After one season of playing football, Rawlins-Kibonge became a 4-star defensive end recruit. The offers from the Pac-12 and around the country have come in. That includes Nick Rolovich’s Cougars.

We could still see Rawlins-Kobonge playing both sports in Pullman, but the Cougars will have to fend off a lot more competition.



Five implications of a lost spring for Washington State’s football program | The Spokesman-Review
Until they open the season, and truthfully not until they finish it, will we be able to determine how the Washington State Cougars suffered from the lack of a spring camp.

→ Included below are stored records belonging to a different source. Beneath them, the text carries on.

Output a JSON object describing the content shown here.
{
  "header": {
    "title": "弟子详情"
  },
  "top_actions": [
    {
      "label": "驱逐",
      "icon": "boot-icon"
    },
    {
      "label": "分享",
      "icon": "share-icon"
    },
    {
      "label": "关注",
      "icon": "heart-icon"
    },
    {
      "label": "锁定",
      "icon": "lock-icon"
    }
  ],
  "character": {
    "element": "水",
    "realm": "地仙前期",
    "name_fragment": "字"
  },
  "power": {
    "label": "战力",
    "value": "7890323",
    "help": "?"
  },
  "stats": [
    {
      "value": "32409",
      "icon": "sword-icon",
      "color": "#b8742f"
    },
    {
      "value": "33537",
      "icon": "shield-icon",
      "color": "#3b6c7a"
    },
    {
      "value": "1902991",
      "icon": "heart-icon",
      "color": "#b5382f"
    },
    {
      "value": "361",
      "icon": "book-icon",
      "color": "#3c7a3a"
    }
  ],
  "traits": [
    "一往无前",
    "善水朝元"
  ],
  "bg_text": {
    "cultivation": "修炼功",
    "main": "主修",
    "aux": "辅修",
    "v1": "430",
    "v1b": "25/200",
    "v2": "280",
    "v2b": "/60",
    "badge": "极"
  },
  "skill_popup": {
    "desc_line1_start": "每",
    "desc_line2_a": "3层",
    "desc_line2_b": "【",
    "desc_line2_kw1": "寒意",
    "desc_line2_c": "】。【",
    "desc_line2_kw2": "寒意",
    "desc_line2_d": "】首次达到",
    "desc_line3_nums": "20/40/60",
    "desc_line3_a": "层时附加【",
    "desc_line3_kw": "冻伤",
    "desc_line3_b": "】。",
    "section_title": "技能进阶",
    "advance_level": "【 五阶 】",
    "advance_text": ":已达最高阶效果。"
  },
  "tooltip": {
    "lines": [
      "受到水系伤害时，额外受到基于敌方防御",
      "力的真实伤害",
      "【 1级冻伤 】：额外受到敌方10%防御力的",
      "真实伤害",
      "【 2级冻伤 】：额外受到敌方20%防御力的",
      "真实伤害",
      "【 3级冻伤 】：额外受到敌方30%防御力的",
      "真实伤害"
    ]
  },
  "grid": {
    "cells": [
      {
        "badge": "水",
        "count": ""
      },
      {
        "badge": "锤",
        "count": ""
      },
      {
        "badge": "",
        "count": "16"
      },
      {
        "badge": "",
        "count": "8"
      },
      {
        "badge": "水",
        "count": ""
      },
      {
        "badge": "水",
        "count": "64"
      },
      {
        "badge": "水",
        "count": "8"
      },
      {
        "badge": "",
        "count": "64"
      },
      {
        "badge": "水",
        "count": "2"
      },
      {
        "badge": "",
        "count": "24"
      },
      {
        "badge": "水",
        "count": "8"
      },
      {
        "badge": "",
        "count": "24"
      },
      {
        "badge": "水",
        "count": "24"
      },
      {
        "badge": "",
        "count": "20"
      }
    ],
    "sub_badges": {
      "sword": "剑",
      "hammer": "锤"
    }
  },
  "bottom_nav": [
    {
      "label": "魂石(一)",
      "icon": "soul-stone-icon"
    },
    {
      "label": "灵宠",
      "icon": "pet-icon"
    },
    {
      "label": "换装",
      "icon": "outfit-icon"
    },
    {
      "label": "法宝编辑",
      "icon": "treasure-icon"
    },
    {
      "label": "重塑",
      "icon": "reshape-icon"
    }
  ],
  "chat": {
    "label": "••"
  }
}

Two-sport athlete Nathan Rawlings-Kibonge lists Washington State in top-eight list for football | SWX Right Now - Sports for Spokane, CdA, Tri-Cities, WA
Since Nathan Rawlins-Kibonge committed to Kyle Smith and Washington State last summer, the 6-foot-7, 240-pound prospect basketball prospect from Portland’s Jefferson High took up football and quickly established himself as one of the top defensive ends in the state, if not the country.


Project: BTO starting to take shape at Washington State | Sports |
Although he was wearing a hard hat instead of a baseball cap and a work vest instead of his uniform, Washington State baseball coach Brian Green was just happy to be sharing some good news.